Choosing a name for your baby can be very difficult – finding the right name for your family, the right spelling, the right meaning and that will match your new baby perfectly.  And people around you will have a variety of opinions on whatever name you choose!  Some families decide to keep their choice to themselves until the baby is born, so they don’t have to listen to other’s opinions.  If you want to try the name out with others, but don’t necessarily want family/friends strong opinions, consider joining a name based on-line forum and see what response you get.

You will possibly not make everyone happy with your choice, but remember it is your child and your choice.

On occasion people will have had a baby name preference for many years before they even start their family.  Even if you do have a name in mind that you’ve always been determined will be your child’s name, once you are pregnant or the baby arrives you may change your mind.    This is okay, you can change your mind up until the birth certificate paperwork is completed!

If you are choosing family names, consider family dynamics and whether anyone will be upset at your choice (you may not care if they are, but at least if you’ve thought about it, you will be prepared if they are).

Making a Start:

If you know the gender of your baby, that will help you focus your choice.  If you don’t know, then you’ll have twice as many choices to work through!

Remember you are dealing with pregnancy hormone side effects too, so you may find the whole decision-making process too much some days.

Discuss it with your partner, if you have one, and try to agree on your naming preferences.

Once you start thinking about names, note down ones you might consider so you can refer back to them (it’s also fun to look back at later on, and see what weird and wonderful names you originally considered!)

Pay attention when you are reading books, the newspaper or watching TV and listen out for names you like, or which might trigger something similar you could like.

Think about the history you would like behind the name – do you want a family name, one that is relevant to your religious or personal beliefs, or something else that has particular personal meaning.

If there’s a name you like, but it has some personal association you don’t like – perhaps it was a colleague you found annoying – don’t worry.  Once your baby arrives and you start to use their name, the negative associations to that name will fade.

Check back to your list of possible names regularly and cut out ones that you decide don’t fit.

Try to keep your list relatively short, otherwise the whole thing becomes overwhelming.

Do’s and Don’ts with Baby Names:

Of course, some of these are just opinion, but some suggestions to think about when choosing your preferred name/s:

  • Make sure the names sound good together and go well with your surname
  • Check initials to make sure the child’s initials will not spell out something unfortunate
  • If the child has siblings, say the names together out loud – make sure they don’t sound wrong together because you will be saying them together rather a lot
  • Do a search on-line to find the meaning (if any) of the name to decide if that’s the right fit.
  • Try babycenter.com/baby-names and see what you find out, and see how popular that name has been
  • Think about shortened versions of the name – will you use an abbreviated version, because other people inevitably will at some stage?
  • Some names are really cute for babies and children, not so cute for an adult.
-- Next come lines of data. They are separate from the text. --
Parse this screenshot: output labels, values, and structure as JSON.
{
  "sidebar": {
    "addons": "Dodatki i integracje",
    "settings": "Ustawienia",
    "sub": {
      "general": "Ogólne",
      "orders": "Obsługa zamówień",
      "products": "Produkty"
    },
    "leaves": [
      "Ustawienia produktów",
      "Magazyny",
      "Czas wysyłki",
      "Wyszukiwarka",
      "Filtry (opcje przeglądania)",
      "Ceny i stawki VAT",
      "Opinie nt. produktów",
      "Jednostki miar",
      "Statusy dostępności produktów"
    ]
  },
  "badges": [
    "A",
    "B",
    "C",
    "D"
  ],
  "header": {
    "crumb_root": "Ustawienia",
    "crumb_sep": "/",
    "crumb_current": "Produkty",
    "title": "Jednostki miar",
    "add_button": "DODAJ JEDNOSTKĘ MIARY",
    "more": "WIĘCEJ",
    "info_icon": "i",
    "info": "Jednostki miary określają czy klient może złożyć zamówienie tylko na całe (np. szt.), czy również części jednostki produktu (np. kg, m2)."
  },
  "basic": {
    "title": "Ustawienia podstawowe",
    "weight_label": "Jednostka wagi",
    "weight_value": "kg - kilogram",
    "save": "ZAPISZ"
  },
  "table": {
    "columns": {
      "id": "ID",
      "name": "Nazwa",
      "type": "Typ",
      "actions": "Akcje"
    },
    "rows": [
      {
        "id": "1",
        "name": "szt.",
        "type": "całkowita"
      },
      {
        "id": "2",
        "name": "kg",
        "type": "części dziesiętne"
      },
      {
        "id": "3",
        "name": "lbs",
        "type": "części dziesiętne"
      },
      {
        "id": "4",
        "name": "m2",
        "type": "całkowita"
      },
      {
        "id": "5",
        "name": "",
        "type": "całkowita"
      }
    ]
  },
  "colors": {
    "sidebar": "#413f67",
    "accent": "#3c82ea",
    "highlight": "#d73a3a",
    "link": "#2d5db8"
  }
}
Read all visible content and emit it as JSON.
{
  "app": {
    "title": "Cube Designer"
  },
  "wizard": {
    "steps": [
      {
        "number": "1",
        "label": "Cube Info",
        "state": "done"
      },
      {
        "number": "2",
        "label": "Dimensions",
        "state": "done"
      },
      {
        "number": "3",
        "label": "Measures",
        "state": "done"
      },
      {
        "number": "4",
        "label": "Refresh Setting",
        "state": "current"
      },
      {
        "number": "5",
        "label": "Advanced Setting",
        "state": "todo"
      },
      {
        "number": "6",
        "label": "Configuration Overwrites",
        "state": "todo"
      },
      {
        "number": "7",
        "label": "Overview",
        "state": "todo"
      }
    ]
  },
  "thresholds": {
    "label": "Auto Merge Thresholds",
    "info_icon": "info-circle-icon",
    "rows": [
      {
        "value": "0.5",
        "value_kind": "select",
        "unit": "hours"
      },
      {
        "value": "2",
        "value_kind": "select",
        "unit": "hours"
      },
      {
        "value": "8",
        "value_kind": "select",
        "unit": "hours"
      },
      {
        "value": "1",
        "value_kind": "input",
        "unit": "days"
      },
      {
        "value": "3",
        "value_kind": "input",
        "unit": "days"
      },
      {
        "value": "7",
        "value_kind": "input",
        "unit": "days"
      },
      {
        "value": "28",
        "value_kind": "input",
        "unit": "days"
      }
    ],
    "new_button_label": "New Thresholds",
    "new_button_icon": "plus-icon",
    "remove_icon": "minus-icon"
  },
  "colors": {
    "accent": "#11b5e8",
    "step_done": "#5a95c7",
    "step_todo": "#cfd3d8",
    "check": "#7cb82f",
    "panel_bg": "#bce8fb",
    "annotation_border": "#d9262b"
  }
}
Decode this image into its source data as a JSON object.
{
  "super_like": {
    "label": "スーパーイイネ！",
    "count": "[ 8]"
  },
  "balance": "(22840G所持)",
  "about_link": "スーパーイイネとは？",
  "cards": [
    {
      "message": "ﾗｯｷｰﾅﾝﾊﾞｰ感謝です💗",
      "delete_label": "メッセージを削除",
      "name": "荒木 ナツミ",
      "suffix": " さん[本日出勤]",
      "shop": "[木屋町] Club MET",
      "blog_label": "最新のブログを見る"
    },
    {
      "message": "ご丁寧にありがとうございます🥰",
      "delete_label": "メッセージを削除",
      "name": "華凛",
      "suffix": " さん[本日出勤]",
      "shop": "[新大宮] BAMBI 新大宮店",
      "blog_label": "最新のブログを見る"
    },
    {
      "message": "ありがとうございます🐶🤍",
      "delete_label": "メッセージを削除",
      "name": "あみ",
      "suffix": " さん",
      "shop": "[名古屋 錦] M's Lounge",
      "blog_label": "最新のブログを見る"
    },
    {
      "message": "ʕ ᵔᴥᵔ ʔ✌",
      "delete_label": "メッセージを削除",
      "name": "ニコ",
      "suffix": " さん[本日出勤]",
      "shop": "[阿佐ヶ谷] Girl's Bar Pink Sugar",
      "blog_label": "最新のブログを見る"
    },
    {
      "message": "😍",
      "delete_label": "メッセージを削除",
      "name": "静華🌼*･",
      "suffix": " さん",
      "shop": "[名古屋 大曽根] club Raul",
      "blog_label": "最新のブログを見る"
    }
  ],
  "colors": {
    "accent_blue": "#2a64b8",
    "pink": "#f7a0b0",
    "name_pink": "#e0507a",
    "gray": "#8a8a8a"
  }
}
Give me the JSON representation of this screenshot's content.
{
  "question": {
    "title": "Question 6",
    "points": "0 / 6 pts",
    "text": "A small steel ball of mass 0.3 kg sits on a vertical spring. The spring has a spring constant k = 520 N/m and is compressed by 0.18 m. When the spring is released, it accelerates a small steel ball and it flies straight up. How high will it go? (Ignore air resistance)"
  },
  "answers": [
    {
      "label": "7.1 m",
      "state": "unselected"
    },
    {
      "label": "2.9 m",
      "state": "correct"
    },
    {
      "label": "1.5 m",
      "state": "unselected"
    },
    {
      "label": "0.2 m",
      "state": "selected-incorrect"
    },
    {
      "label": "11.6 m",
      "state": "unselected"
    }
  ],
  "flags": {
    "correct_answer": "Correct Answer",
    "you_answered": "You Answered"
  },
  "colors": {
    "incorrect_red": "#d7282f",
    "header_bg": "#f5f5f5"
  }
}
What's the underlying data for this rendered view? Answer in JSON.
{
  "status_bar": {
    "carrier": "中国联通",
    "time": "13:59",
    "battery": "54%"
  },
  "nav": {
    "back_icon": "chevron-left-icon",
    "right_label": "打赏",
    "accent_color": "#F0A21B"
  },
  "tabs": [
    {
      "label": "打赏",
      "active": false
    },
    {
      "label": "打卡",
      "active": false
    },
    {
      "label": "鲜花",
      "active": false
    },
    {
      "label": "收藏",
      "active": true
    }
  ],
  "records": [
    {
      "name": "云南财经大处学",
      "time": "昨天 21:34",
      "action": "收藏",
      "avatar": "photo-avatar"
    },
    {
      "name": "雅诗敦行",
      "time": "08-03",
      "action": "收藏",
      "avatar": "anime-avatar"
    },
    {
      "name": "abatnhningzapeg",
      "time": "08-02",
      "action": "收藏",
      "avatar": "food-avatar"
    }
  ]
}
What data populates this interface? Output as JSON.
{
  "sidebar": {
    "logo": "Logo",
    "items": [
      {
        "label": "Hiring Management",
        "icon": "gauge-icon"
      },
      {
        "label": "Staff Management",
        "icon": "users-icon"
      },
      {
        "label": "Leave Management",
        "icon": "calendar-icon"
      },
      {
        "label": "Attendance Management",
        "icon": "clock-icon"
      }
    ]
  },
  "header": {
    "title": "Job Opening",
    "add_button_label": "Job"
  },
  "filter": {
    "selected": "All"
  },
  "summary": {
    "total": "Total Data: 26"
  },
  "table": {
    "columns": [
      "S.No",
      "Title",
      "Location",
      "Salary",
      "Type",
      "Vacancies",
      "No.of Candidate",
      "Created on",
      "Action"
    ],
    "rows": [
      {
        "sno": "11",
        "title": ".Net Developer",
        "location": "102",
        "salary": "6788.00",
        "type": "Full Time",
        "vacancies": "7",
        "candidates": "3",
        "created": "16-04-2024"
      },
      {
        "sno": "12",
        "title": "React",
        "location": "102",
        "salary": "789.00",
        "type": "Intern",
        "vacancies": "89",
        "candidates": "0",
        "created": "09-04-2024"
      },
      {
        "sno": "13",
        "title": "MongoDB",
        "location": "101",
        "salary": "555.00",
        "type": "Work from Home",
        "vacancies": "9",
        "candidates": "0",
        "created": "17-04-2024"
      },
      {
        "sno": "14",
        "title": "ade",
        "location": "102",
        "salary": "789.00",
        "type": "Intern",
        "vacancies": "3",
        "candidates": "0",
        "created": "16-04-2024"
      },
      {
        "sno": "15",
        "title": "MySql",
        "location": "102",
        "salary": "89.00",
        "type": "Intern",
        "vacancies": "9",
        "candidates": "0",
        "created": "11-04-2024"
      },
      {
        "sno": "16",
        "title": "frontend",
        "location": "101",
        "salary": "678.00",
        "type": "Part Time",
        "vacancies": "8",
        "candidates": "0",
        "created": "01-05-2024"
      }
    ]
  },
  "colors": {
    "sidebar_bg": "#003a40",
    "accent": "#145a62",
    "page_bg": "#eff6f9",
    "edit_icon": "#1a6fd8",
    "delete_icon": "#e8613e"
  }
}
Try to imagine your child sending in a job application in 20 years’ time – will that name convey a positive message?
  • There’s a trend to using a well-known name but creating a different way of spelling it.  Nice to be unique, but remember your child will spend the rest of their life explaining the spelling to people, and responding to comments about the unusual spelling.  I know from experience, it gets tiresome!
  • The name needs to be pronounceable – put too many consonants in, or extra vowels and mix up letters and people will struggle to pronounce the name correctly, which is going to get frustrating after decades of it!
  • If you’re going to name your child after a colour/inanimate object/food group/pop group etc, your child may not thank you for it later
  • Naming after your favourite movie character/book character/musician might be regretted once you’ve moved on to another favourite
  • Try not to name your child after the latest celebrity baby/royal family baby – a lot of other people will be doing the same thing
  • Remember those middle school kids who loved to tease you about your name, or you heard them teasing others? Try to think what they might make of your child’s name – rhyming words, puns, similar sounding words.  However, kids will find a way to make fun of just about any name, so it’s impossible to avoid this entirely.
  • Theme names – personally I don’t like theme names, such as all kids in the family named after flowers, or all names starting with “B” etc. However, if you choose to go with theme names, pick nice ones!  It’s often better to give children their own individual name and own identity, not link all the names to one another.
  • Rhyming names for twins or multiples. Not keen on that either, but once again, pick nice ones if you choose to do this.

Once you have narrowed it down to a few names, try talking to your baby in utero using that name – see how it feels.  One might just feel more “right” than the others.  You can always keep several names on your shortlist until the baby is born and decide which name fits your baby best.

Take your time and get it right, it is your personal choice and you want to be happy with your decision.